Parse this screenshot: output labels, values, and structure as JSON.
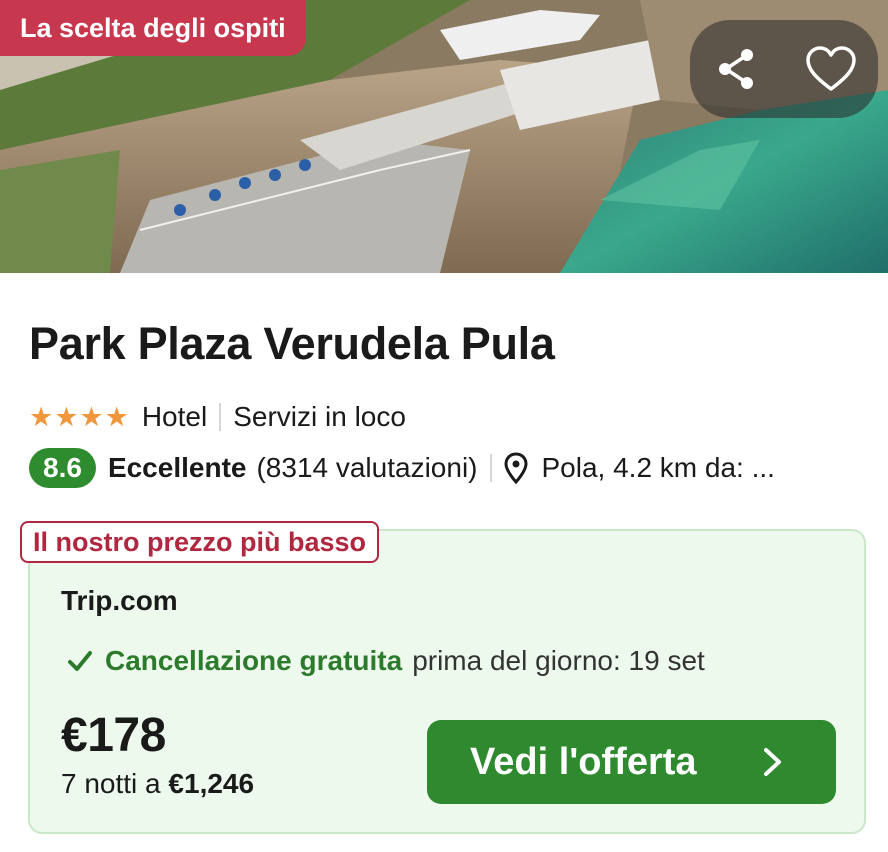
{
  "hero": {
    "badge": "La scelta degli ospiti",
    "share_icon": "share-icon",
    "favorite_icon": "heart-icon"
  },
  "hotel": {
    "name": "Park Plaza Verudela Pula",
    "stars": 4,
    "stars_text": "★★★★",
    "type": "Hotel",
    "amenities": "Servizi in loco",
    "score": "8.6",
    "rating_label": "Eccellente",
    "reviews": "(8314 valutazioni)",
    "location": "Pola, 4.2 km da: ..."
  },
  "offer": {
    "tag": "Il nostro prezzo più basso",
    "provider": "Trip.com",
    "cancellation": "Cancellazione gratuita",
    "cancellation_detail": "prima del giorno: 19 set",
    "price": "€178",
    "nights_prefix": "7 notti a",
    "total": "€1,246",
    "cta_label": "Vedi l'offerta"
  },
  "colors": {
    "badge_red": "#c7384f",
    "tag_red": "#b0283f",
    "green": "#2f8a2f",
    "star_orange": "#f0963c",
    "offer_bg": "#eef9ee"
  }
}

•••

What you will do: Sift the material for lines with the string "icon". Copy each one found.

Answer section:
    "share_icon": "share-icon",
    "favorite_icon": "heart-icon"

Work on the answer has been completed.